● Stored items
*** Begin section ***

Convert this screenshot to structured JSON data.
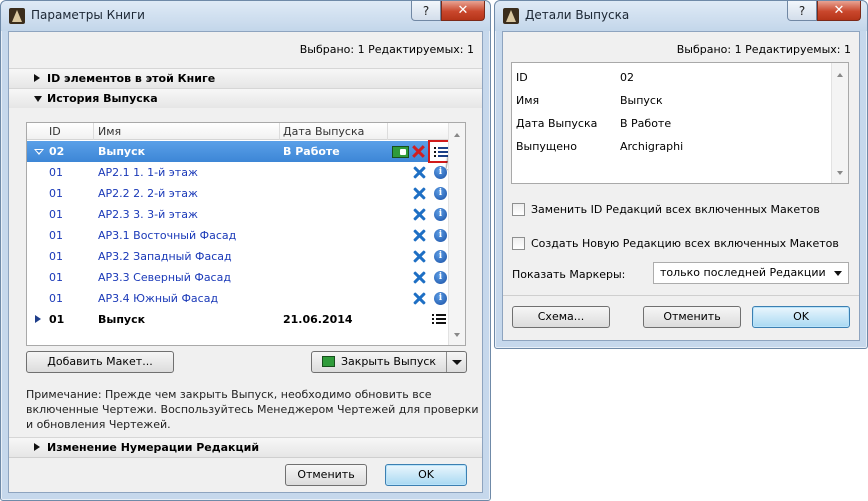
{
  "book_window": {
    "title": "Параметры Книги",
    "help_label": "?",
    "close_label": "✕",
    "status": "Выбрано: 1 Редактируемых: 1",
    "sections": {
      "ids": "ID элементов в этой Книге",
      "history": "История Выпуска",
      "renumber": "Изменение Нумерации Редакций"
    },
    "table": {
      "columns": [
        "ID",
        "Имя",
        "Дата Выпуска"
      ],
      "rows": [
        {
          "id": "02",
          "name": "Выпуск",
          "date": "В Работе",
          "kind": "release-selected"
        },
        {
          "id": "01",
          "name": "АР2.1 1. 1-й этаж",
          "kind": "child"
        },
        {
          "id": "01",
          "name": "АР2.2 2. 2-й этаж",
          "kind": "child"
        },
        {
          "id": "01",
          "name": "АР2.3 3. 3-й этаж",
          "kind": "child"
        },
        {
          "id": "01",
          "name": "АР3.1 Восточный Фасад",
          "kind": "child"
        },
        {
          "id": "01",
          "name": "АР3.2 Западный Фасад",
          "kind": "child"
        },
        {
          "id": "01",
          "name": "АР3.3 Северный Фасад",
          "kind": "child"
        },
        {
          "id": "01",
          "name": "АР3.4 Южный Фасад",
          "kind": "child"
        },
        {
          "id": "01",
          "name": "Выпуск",
          "date": "21.06.2014",
          "kind": "release"
        }
      ],
      "info_glyph": "i"
    },
    "buttons": {
      "add_layout": "Добавить Макет...",
      "close_release": "Закрыть Выпуск",
      "cancel": "Отменить",
      "ok": "OK"
    },
    "note": "Примечание: Прежде чем закрыть Выпуск, необходимо обновить все включенные Чертежи. Воспользуйтесь Менеджером Чертежей для проверки и обновления Чертежей."
  },
  "details_window": {
    "title": "Детали Выпуска",
    "help_label": "?",
    "close_label": "✕",
    "status": "Выбрано: 1 Редактируемых: 1",
    "props": [
      {
        "key": "ID",
        "value": "02"
      },
      {
        "key": "Имя",
        "value": "Выпуск"
      },
      {
        "key": "Дата Выпуска",
        "value": "В Работе"
      },
      {
        "key": "Выпущено",
        "value": "Archigraphi"
      }
    ],
    "replace_id_label": "Заменить ID Редакций всех включенных Макетов",
    "create_revision_label": "Создать Новую Редакцию всех включенных Макетов",
    "markers_label": "Показать Маркеры:",
    "markers_value": "только последней Редакции",
    "buttons": {
      "schema": "Схема...",
      "cancel": "Отменить",
      "ok": "OK"
    }
  },
  "colors": {
    "selection": "#3d86d6",
    "child_text": "#1a39b8",
    "highlight": "#d11b1b",
    "frame": "#c6d8ec"
  },
  "icons": [
    "app-icon",
    "help-icon",
    "close-icon",
    "delete-icon",
    "info-icon",
    "list-icon",
    "release-status-icon",
    "dropdown-icon"
  ]
}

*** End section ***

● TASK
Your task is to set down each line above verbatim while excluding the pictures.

● EXERCISE RESULT
Convert this screenshot to structured JSON data.
{
  "book_window": {
    "title": "Параметры Книги",
    "help_label": "?",
    "close_label": "✕",
    "status": "Выбрано: 1 Редактируемых: 1",
    "sections": {
      "ids": "ID элементов в этой Книге",
      "history": "История Выпуска",
      "renumber": "Изменение Нумерации Редакций"
    },
    "table": {
      "columns": [
        "ID",
        "Имя",
        "Дата Выпуска"
      ],
      "rows": [
        {
          "id": "02",
          "name": "Выпуск",
          "date": "В Работе",
          "kind": "release-selected"
        },
        {
          "id": "01",
          "name": "АР2.1 1. 1-й этаж",
          "kind": "child"
        },
        {
          "id": "01",
          "name": "АР2.2 2. 2-й этаж",
          "kind": "child"
        },
        {
          "id": "01",
          "name": "АР2.3 3. 3-й этаж",
          "kind": "child"
        },
        {
          "id": "01",
          "name": "АР3.1 Восточный Фасад",
          "kind": "child"
        },
        {
          "id": "01",
          "name": "АР3.2 Западный Фасад",
          "kind": "child"
        },
        {
          "id": "01",
          "name": "АР3.3 Северный Фасад",
          "kind": "child"
        },
        {
          "id": "01",
          "name": "АР3.4 Южный Фасад",
          "kind": "child"
        },
        {
          "id": "01",
          "name": "Выпуск",
          "date": "21.06.2014",
          "kind": "release"
        }
      ],
      "info_glyph": "i"
    },
    "buttons": {
      "add_layout": "Добавить Макет...",
      "close_release": "Закрыть Выпуск",
      "cancel": "Отменить",
      "ok": "OK"
    },
    "note": "Примечание: Прежде чем закрыть Выпуск, необходимо обновить все включенные Чертежи. Воспользуйтесь Менеджером Чертежей для проверки и обновления Чертежей."
  },
  "details_window": {
    "title": "Детали Выпуска",
    "help_label": "?",
    "close_label": "✕",
    "status": "Выбрано: 1 Редактируемых: 1",
    "props": [
      {
        "key": "ID",
        "value": "02"
      },
      {
        "key": "Имя",
        "value": "Выпуск"
      },
      {
        "key": "Дата Выпуска",
        "value": "В Работе"
      },
      {
        "key": "Выпущено",
        "value": "Archigraphi"
      }
    ],
    "replace_id_label": "Заменить ID Редакций всех включенных Макетов",
    "create_revision_label": "Создать Новую Редакцию всех включенных Макетов",
    "markers_label": "Показать Маркеры:",
    "markers_value": "только последней Редакции",
    "buttons": {
      "schema": "Схема...",
      "cancel": "Отменить",
      "ok": "OK"
    }
  },
  "colors": {
    "selection": "#3d86d6",
    "child_text": "#1a39b8",
    "highlight": "#d11b1b",
    "frame": "#c6d8ec"
  },
  "icons": [
    "app-icon",
    "help-icon",
    "close-icon",
    "delete-icon",
    "info-icon",
    "list-icon",
    "release-status-icon",
    "dropdown-icon"
  ]
}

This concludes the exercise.